Sometimes employees don’t get along and it will never work. The two have to figure out how to work together while respecting that they may not like each other. They don’t have to be friends and they don’t have to socialise, but they have to work effectively together and that’s what the manager’s job is; to try and help them figure out how they can work together effectively despite their differences.

Tricia Cunningham has designed many management training courses over the past 12 years, including programmes for new managers. Working across a variety of business sectors, she has gained many insights into the challenges that emerging managers face when trying to build high performance work teams. Here Tricia discusses motivation and how to motivate teams, a common problem for new managers.

Q. Tricia, what is the most common problem that new managers face?
The most common problem is motivating team members. Often managers complain that ‘I can’t motivate a person.’ They feel that everything is out of their hands in terms of the factors that motivate people. For example they think I can’t increase their pay, I can’t promote them up the career ladder, there are no promotions going. So managers feel like they have no leverage to motivate an individual.

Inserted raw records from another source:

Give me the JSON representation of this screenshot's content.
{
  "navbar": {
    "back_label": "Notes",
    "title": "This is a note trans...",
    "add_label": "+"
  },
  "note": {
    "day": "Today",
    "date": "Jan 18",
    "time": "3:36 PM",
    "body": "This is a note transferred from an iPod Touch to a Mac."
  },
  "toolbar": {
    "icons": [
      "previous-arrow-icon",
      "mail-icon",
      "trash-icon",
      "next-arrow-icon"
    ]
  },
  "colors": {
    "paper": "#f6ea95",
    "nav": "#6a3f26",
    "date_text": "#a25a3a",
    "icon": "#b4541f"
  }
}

In LEAP’s programmes we look at the real factors that motivate individuals. We try to get managers to look at each individual team member and determine what the manager can do to motivate that person. The factors that motivate an individual are usually within the control of the manager, but the manager doesn’t always see that. Factors such as having interesting work to do and playing to strengths are very powerful and need to be used to better effect by managers.

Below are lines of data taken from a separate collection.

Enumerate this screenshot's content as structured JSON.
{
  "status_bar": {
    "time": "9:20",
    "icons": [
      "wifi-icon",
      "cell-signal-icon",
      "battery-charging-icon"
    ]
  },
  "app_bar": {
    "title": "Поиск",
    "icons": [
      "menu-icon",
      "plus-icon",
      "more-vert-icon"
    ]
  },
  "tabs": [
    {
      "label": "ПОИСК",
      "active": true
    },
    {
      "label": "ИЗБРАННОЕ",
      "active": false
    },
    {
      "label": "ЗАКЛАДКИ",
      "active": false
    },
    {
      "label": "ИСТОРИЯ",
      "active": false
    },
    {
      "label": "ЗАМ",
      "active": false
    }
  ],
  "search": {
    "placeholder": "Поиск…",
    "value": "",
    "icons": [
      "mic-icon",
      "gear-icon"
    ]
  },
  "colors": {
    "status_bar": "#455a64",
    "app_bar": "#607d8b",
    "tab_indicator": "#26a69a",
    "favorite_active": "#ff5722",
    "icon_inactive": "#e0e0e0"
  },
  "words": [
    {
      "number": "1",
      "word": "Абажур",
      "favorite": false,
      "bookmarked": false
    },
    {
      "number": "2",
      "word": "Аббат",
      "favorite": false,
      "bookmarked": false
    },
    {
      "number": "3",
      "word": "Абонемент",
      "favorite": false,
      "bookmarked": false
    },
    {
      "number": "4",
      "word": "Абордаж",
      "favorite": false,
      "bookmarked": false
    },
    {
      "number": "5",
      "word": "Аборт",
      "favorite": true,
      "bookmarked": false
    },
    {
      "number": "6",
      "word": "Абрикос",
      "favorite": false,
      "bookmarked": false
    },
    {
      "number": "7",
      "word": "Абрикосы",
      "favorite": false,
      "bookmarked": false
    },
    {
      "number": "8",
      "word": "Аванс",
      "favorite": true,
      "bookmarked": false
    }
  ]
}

Managers need to find ways for employees to play to their strengths within the defined role. Another factor that’s within the manager’s control is employees feeling they are involved in things and understanding what’s going on in the organisation. When the employee understands that this is the direction we’re going in, this is what’s happening, this is why my role is important, they are more concerned about the business and its success. When managers start looking at it this way they start to see that actually there is something they can do about motivation. It isn’t always down to money or steps on a hierarchical ladder that needs to be climbed.

Q. How effective is this approach with new managers?
It’s very effective because you’re getting managers to see things differently, and that’s what a manager’s job is; to constantly look at a situation or problem from a different perspective and come up with a workable solution. They are at least beginning to think more constructively and positively.

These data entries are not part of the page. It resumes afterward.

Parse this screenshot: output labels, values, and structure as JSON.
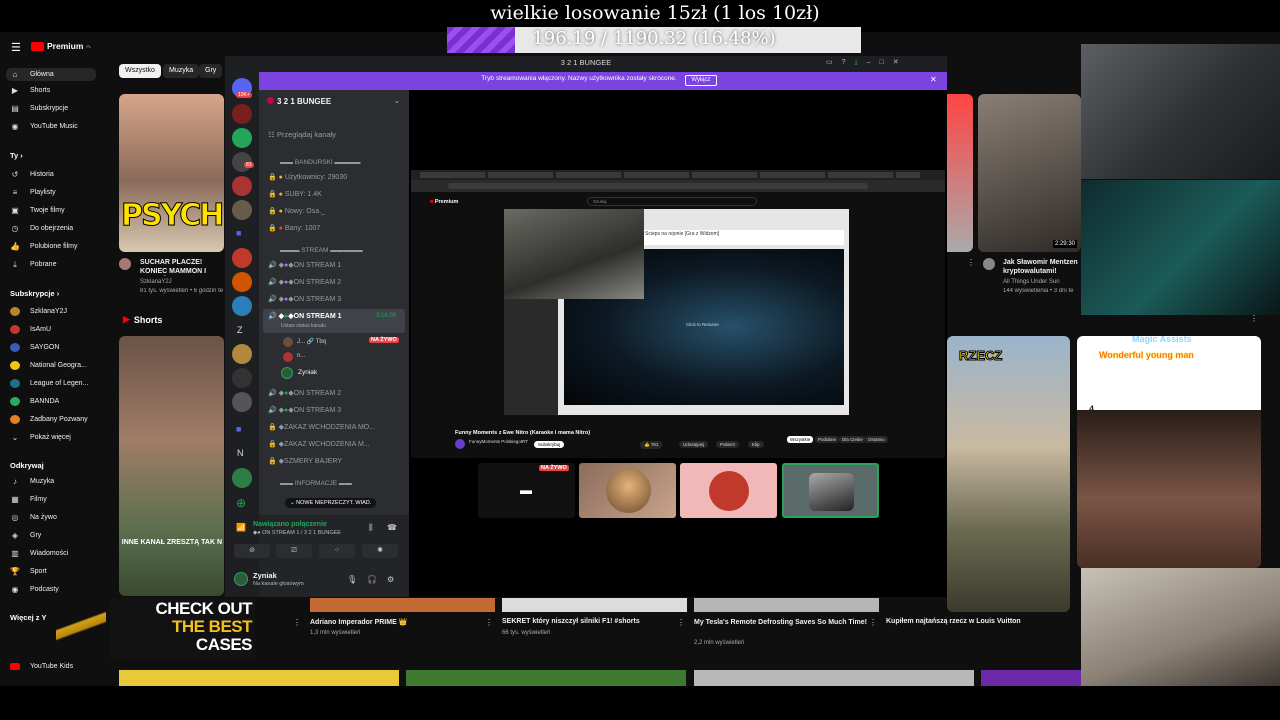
{
  "banner": {
    "title": "wielkie losowanie 15zł (1 los 10zł)",
    "goal_text": "196.19 / 1190.32 (16.48%)",
    "goal_progress": 0.1648
  },
  "youtube": {
    "brand": "Premium",
    "brand_sup": "PL",
    "nav": [
      "Główna",
      "Shorts",
      "Subskrypcje",
      "YouTube Music"
    ],
    "you_header": "Ty",
    "you_items": [
      "Historia",
      "Playlisty",
      "Twoje filmy",
      "Do obejrzenia",
      "Polubione filmy",
      "Pobrane"
    ],
    "subs_header": "Subskrypcje",
    "subs": [
      "SzklanaY2J",
      "IsAmU",
      "SAYGON",
      "National Geogra...",
      "League of Legen...",
      "BANNDA",
      "Zadbany Pozwany",
      "Pokaż więcej"
    ],
    "explore_header": "Odkrywaj",
    "explore": [
      "Muzyka",
      "Filmy",
      "Na żywo",
      "Gry",
      "Wiadomości",
      "Sport",
      "Podcasty"
    ],
    "more_header": "Więcej z Y",
    "more_items": [
      "YouTube Kids"
    ],
    "chips": [
      "Wszystko",
      "Muzyka",
      "Gry"
    ],
    "shorts_label": "Shorts",
    "videos": [
      {
        "title": "SUCHAR PLACZE! KONIEC MAMMON I POWRÓT HON",
        "channel": "SzklanaY2J",
        "meta": "81 tys. wyświetleń • 6 godzin te",
        "thumb_text": "PSYCH"
      },
      {
        "title": "Jak Sławomir Mentzen kryptowalutami!",
        "channel": "All Things Under Sun",
        "meta": "144 wyświetlenia • 3 dni te"
      }
    ],
    "short_thumb_text": "INNE KANAŁ ZRESZTĄ TAK N",
    "bottom_videos": [
      {
        "title": "Adriano Imperador PRIME 👑",
        "meta": "1,3 mln wyświetleń"
      },
      {
        "title": "SEKRET który niszczył silniki F1! #shorts",
        "meta": "66 tys. wyświetleń"
      },
      {
        "title": "My Tesla's Remote Defrosting Saves So Much Time!",
        "meta": "2,2 mln wyświetleń"
      },
      {
        "title": "Kupiłem najtańszą rzecz w Louis Vuitton",
        "meta": ""
      }
    ],
    "short_overlay_rzecz": "RZECZ",
    "magic_title": "Magic Assists",
    "magic_line": "Wonderful young man",
    "magic_count": "4",
    "duration_badge": "2:29:30"
  },
  "discord": {
    "window_title": "3 2 1 BUNGEE",
    "notice": "Tryb streamowania włączony. Nazwy użytkownika zostały skrócone.",
    "notice_button": "Wyłącz",
    "server_name": "3 2 1 BUNGEE",
    "browse": "Przeglądaj kanały",
    "cat_bandurski": "BANDURSKI",
    "info_channels": [
      "Użytkownicy: 29030",
      "SUBY: 1.4K",
      "Nowy: Osa._",
      "Bany: 1007"
    ],
    "cat_stream": "STREAM",
    "stream_channels": [
      "ON STREAM 1",
      "ON STREAM 2",
      "ON STREAM 3"
    ],
    "active_channel": "ON STREAM 1",
    "active_time": "3:16:09",
    "active_status": "Ustaw status kanału",
    "live_badge": "NA ŻYWO",
    "members": [
      "J... 🔗 Tbq",
      "n...",
      "Zyniak"
    ],
    "more_stream": [
      "ON STREAM 2",
      "ON STREAM 3"
    ],
    "locked": [
      "ZAKAZ WCHODZENIA MO...",
      "ZAKAZ WCHODZENIA M...",
      "SZMERY BAJERY"
    ],
    "cat_info": "INFORMACJE",
    "tooltip": "NOWE NIEPRZECZYT. WIAD.",
    "voice_connected": "Nawiązano połączenie",
    "voice_channel": "ON STREAM 1 / 3 2 1 BUNGEE",
    "user_name": "Zyniak",
    "user_status": "Na kanale głosowym",
    "guild_badges": [
      "10K+",
      "83",
      "3",
      "2",
      "1"
    ],
    "guild_letters": [
      "Z",
      "N"
    ],
    "tile_live": "NA ŻYWO"
  },
  "inner_stream": {
    "yt_brand": "Premium",
    "search": "Szukaj",
    "video_title": "Funny Moments z Ewe Nitro (Karaoke i mama Nitro)",
    "channel": "FunnyMoments PolskiegoIRT",
    "subscribe": "Subskrybuj",
    "likes": "761",
    "actions": [
      "Udostępnij",
      "Pobierz",
      "Klip"
    ],
    "overlay_title": "Scieps na rejonie [Gra z Widzem]",
    "click_resume": "Click to Resume",
    "chips": [
      "Wszystkie",
      "Podobne",
      "Dla Ciebie",
      "Ostatnio"
    ]
  },
  "ad": {
    "line1": "CHECK OUT",
    "line2": "THE BEST",
    "line3": "CASES"
  }
}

Q. There are some tasks that people don’t want to do. Is it difficult to get an entire team motivated by playing to each of their strengths, and at the same time making sure that all tasks get done?
Of course. People are realistic. If 80 of my job is made up of tasks I really love doing and 20 are tasks I don’t like doing, then I’m probably very happy in my job. We try as much as possible to get employees to play to their strengths so they will enjoy what they’re doing, so the other tasks that they have to do, they don’t mind doing them as much. It’s when the balance is incorrect, where nobody gets to play to their strengths, where 80 of the job are things they don’t like, and only 20 are tasks they like, well then they start to hate their job.

It’s not about changing everyone’s role in the team. You don’t have the scope for that. It’s about the manager stepping back and figuring out what the person likes and what their strengths are, is there scope within the role, and within the organisation, to get them playing more to their strengths?

When the employee says ‘yeah this suits me better, I like this.’ Then they are motivated.